No living organism exists in isolation. We live and act in the much larger contexts of physical and social environments, which provide the supporting structure and referents for all thought, behavior, and perception. Thus, from a psychological perspective, what takes place outside of the head is just as important as what takes place within it.

My research program investigates how the physical environments and settings that humans occupy guide and constrain the social psychological processes that take place within them. Adopting an interdisciplinary perspective, I seek to integrate work in social, personality, and environmental psychology with recent theoretical advancements in embodied cognition and the ecological study of perception. The primary question that I ask is: How does an individual best fit within his or her immediate physical and social context?

To learn more about these different programs of research, follow the links below:

  • Research on Group Embeddedness

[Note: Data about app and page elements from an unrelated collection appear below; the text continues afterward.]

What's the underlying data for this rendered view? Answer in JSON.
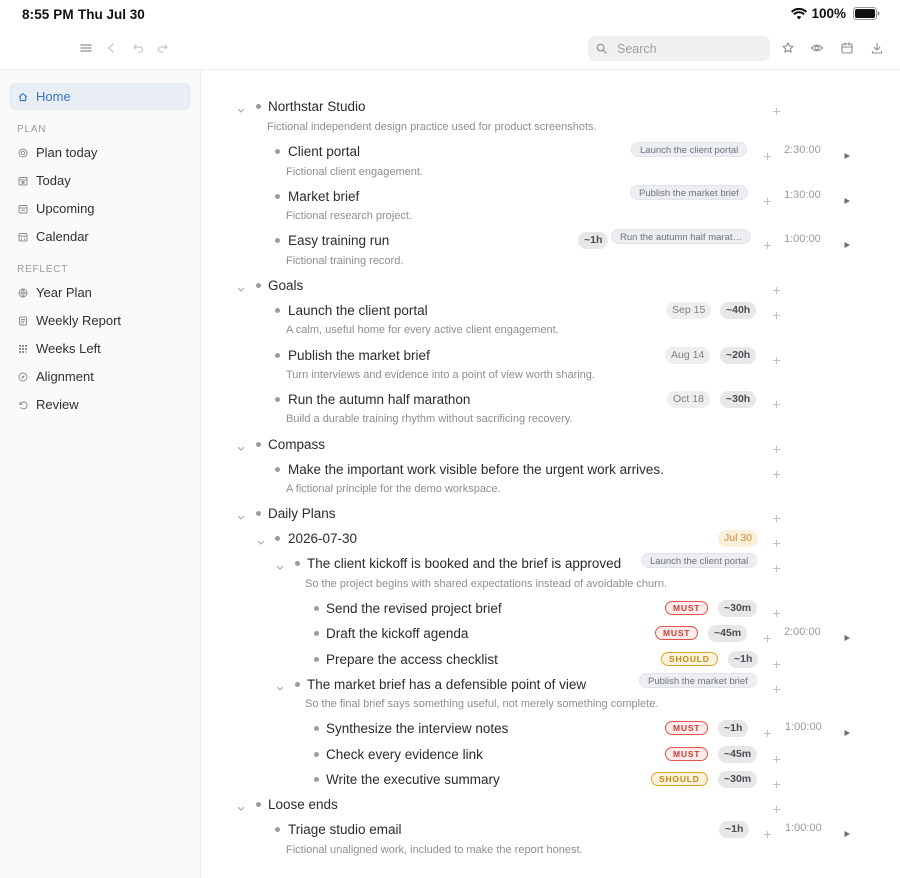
{
  "status_bar": {
    "time": "8:55 PM",
    "date": "Thu Jul 30",
    "battery": "100%"
  },
  "toolbar": {
    "search_placeholder": "Search"
  },
  "sidebar": {
    "home": "Home",
    "plan_section": "PLAN",
    "plan_items": [
      "Plan today",
      "Today",
      "Upcoming",
      "Calendar"
    ],
    "reflect_section": "REFLECT",
    "reflect_items": [
      "Year Plan",
      "Weekly Report",
      "Weeks Left",
      "Alignment",
      "Review"
    ]
  },
  "outline": {
    "northstar": {
      "title": "Northstar Studio",
      "note": "Fictional independent design practice used for product screenshots."
    },
    "client_portal": {
      "title": "Client portal",
      "note": "Fictional client engagement.",
      "tag": "Launch the client portal",
      "duration": "2:30:00"
    },
    "market_brief": {
      "title": "Market brief",
      "note": "Fictional research project.",
      "tag": "Publish the market brief",
      "duration": "1:30:00"
    },
    "training_run": {
      "title": "Easy training run",
      "note": "Fictional training record.",
      "estimate": "~1h",
      "tag": "Run the autumn half marat…",
      "duration": "1:00:00"
    },
    "goals": {
      "title": "Goals"
    },
    "goal_portal": {
      "title": "Launch the client portal",
      "note": "A calm, useful home for every active client engagement.",
      "date": "Sep 15",
      "estimate": "~40h"
    },
    "goal_brief": {
      "title": "Publish the market brief",
      "note": "Turn interviews and evidence into a point of view worth sharing.",
      "date": "Aug 14",
      "estimate": "~20h"
    },
    "goal_marathon": {
      "title": "Run the autumn half marathon",
      "note": "Build a durable training rhythm without sacrificing recovery.",
      "date": "Oct 18",
      "estimate": "~30h"
    },
    "compass": {
      "title": "Compass"
    },
    "compass_item": {
      "title": "Make the important work visible before the urgent work arrives.",
      "note": "A fictional principle for the demo workspace."
    },
    "daily_plans": {
      "title": "Daily Plans"
    },
    "day": {
      "title": "2026-07-30",
      "date": "Jul 30"
    },
    "outcome_kickoff": {
      "title": "The client kickoff is booked and the brief is approved",
      "note": "So the project begins with shared expectations instead of avoidable churn.",
      "tag": "Launch the client portal"
    },
    "task_revised": {
      "title": "Send the revised project brief",
      "priority": "MUST",
      "estimate": "~30m"
    },
    "task_agenda": {
      "title": "Draft the kickoff agenda",
      "priority": "MUST",
      "estimate": "~45m",
      "duration": "2:00:00"
    },
    "task_checklist": {
      "title": "Prepare the access checklist",
      "priority": "SHOULD",
      "estimate": "~1h"
    },
    "outcome_brief": {
      "title": "The market brief has a defensible point of view",
      "note": "So the final brief says something useful, not merely something complete.",
      "tag": "Publish the market brief"
    },
    "task_synth": {
      "title": "Synthesize the interview notes",
      "priority": "MUST",
      "estimate": "~1h",
      "duration": "1:00:00"
    },
    "task_evidence": {
      "title": "Check every evidence link",
      "priority": "MUST",
      "estimate": "~45m"
    },
    "task_summary": {
      "title": "Write the executive summary",
      "priority": "SHOULD",
      "estimate": "~30m"
    },
    "loose_ends": {
      "title": "Loose ends"
    },
    "triage": {
      "title": "Triage studio email",
      "note": "Fictional unaligned work, included to make the report honest.",
      "estimate": "~1h",
      "duration": "1:00:00"
    }
  },
  "colors": {
    "accent": "#3d73c7",
    "must": "#cc3d36",
    "should": "#c58914",
    "today": "#c88a35"
  }
}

    How does the composition and diversity of a group influence the attitudes, beliefs, and outcomes of its members? How do these groups and communities reach consensus regarding their judgments of members?
  • Research on Physical Embeddedness

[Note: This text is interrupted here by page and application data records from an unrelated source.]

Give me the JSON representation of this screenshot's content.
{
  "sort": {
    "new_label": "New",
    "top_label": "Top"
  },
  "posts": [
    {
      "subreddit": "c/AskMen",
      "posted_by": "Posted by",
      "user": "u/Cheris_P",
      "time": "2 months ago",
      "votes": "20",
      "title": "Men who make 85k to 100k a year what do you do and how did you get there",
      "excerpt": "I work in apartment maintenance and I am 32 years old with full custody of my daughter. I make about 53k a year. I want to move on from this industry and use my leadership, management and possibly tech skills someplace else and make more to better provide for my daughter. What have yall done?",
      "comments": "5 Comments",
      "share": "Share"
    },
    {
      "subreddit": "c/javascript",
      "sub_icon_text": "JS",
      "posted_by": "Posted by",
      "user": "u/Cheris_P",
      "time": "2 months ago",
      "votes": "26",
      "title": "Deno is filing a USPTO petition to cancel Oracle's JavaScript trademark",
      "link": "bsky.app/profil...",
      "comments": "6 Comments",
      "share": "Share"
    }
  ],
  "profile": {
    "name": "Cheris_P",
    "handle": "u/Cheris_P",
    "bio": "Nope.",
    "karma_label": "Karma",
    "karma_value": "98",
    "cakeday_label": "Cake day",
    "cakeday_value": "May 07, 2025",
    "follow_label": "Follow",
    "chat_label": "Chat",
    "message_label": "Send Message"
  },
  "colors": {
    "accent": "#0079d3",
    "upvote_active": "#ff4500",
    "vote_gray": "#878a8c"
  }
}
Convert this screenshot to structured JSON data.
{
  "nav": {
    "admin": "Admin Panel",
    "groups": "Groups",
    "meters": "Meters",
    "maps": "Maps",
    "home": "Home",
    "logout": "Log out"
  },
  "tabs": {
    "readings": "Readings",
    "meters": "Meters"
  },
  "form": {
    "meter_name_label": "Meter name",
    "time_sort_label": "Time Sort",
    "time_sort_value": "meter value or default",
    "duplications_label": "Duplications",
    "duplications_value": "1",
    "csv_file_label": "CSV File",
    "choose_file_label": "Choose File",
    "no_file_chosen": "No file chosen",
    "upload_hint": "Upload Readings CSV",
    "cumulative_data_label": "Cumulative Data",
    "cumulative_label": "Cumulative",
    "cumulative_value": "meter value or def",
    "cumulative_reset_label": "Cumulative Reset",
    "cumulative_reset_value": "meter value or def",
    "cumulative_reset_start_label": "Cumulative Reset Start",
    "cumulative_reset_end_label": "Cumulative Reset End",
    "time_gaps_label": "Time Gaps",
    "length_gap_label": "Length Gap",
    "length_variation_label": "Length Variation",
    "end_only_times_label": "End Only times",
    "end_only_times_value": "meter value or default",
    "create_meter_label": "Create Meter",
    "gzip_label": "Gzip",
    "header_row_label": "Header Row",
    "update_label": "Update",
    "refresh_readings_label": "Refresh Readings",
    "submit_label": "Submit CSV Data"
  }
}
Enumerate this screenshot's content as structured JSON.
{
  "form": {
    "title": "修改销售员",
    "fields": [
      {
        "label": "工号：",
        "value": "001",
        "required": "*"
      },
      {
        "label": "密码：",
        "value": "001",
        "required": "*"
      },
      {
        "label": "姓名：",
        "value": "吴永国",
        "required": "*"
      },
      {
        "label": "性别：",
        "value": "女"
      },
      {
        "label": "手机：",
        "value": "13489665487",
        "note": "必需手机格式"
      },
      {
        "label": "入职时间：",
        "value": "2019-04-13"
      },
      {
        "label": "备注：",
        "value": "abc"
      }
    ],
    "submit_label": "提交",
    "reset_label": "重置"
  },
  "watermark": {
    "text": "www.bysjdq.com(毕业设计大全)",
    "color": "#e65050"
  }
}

    How are preferences for particular physical environments guided by the personality, beliefs, and abilities of occupants, as well as the complementary structure of the setting? How can being embedded in a particular location (e.g., one’s home or territory) facilitate or hinder performance, coping, and emotional experience?